If you do happen to get stung by a street trader, it’s easier to just pay them a small amount of money to avoid getting into unwanted bother.

The souks


To lose your senses in a city of mystery, getting lost in one of the many souks should be at the top of your list.

The largest souk in Marrakech is at Jemaa el-Fnaa, which connects a honeycomb of alleyways leading into what feels like a parallel universe.

As you enter the souk, you’ll find everything from traditional Moroccan teapots and handmade ceramics, to magic lamps and Ali Baba dress robes.

It’s easy to get lost in the souk – and once you’re in, it may feel like there’s no way out.


Items for sale here aren’t priced, so you’ll have to haggle.

To avoid getting your fingers burned, it’s a good idea to visit the Ensemble Artisanal before hand.

The Ensemble Artisanal is a fixed priced indoor market on the other side of Jemaa el-Fnaa. It’s only around 300m from the square – and hard to miss.

Look for the name in large letters above the large wooden door.

Inside, you’ll find all the items for sale at the souk, only there’s no haggling and everything has a price tag.

This should give you an idea of how much the items are worth, so you don’t up paying a small fortune for something that’s only worth pennies.

Oozoud Falls

After a couple of days in the city, you may need a break from Marrakech’s madness.

The busy streets, the crazy traffic, and the rush of adrenalin can be a lot to take in.

If you want some peace and quiet – Oozoud Falls is a must.


Tucked away in the Atlas mountains a three hour drive from the city, you can hear the splash of Africa’s highest waterfall, along with the footsteps of wild monkeys who live in the surrounding trees.

As you embark up the mountain you can see the homes of the Berber villagers who live there.

The Berber tribe is scattered across North Africa and speak a minimum of nine languages including Arabic, French and English.

Berber villagers will greet you with a warm welcome, offering traditional tea in their small, rustic restaurants – mainly built from clay, mud and straw.
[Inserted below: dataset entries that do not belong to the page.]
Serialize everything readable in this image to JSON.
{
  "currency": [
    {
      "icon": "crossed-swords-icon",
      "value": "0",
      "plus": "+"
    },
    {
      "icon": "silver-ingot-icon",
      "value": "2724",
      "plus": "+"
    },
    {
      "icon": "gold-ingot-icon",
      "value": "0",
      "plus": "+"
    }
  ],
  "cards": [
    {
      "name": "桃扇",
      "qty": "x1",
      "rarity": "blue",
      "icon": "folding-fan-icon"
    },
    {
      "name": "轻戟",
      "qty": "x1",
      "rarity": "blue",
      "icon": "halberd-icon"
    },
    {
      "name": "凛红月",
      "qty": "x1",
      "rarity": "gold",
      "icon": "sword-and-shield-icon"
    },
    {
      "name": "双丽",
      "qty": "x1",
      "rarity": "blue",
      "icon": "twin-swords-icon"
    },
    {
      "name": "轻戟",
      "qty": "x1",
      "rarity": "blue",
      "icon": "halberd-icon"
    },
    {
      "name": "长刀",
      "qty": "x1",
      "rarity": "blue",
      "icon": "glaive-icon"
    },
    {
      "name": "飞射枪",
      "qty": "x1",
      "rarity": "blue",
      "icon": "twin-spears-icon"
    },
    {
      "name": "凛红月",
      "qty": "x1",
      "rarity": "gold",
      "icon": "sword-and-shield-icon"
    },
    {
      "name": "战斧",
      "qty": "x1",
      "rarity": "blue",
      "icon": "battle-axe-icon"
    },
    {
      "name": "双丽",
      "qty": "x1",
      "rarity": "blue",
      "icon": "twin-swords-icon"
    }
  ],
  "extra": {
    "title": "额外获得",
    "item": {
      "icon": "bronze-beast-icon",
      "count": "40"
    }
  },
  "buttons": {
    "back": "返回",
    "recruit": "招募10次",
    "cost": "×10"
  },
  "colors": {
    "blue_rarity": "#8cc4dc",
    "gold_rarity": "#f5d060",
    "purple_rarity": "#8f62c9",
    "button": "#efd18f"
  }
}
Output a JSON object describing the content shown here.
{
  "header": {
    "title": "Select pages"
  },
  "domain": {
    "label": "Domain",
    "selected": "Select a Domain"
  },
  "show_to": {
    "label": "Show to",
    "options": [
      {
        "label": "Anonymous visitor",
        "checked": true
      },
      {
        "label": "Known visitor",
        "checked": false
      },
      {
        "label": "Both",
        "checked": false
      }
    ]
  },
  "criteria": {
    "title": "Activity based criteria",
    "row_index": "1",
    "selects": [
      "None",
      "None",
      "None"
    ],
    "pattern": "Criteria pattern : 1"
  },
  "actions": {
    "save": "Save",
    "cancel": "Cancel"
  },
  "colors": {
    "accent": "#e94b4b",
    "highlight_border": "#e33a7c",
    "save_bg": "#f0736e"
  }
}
As you head up the mountain path, you’ll find dozens of olive trees and wild monkeys who’ll sit on your shoulder in exchange for a couple of nuts.

Reaching the top, you’ll be blown away by the views. From here you can see the spectacular palace, home to the King of Morocco.

On the way back down the views are even more mesmerising. The breathtaking scene will stop you in time and trap you in a temporary paradise.

You’ll see a number of handmade, wooden boats – dressed in soft pastels and decorated in colourful flowers, rowed by villagers who’ll take you underneath the falls for photographs.

Trip advisor organise this trip for around £25 per person, but you can also arrange in the city of Marrakech with a local tour operator.

Majorelle Gardens

Marrakech is famous for its stunning mosaics, and Majorelle gardens is home to some beautiful artwork.

A little set back from the centre, probably around 30 minute walk from Jemaa el-Fnaa, you’ll find the gardens paying tribute to Yves Saint Laurent, who lived in Marrakech for a number of years.


The garden is enchanted with splashes of royal blue and canary yellow, which created the setting for some of the designers most famous photo shoots.

You can go to the YSL museum for around £4, where you can see inside his famous house and look at some memorabilia.

This is a major tourist hot spot – so it’s probably best to go early in the morning to avoid queuing outside in the heat.

If you can’t make it to Majorelle gardens, the Cyber Park is also worth a visit. This is in the centre of Marrakech, just by Jemaa el-Fnaa.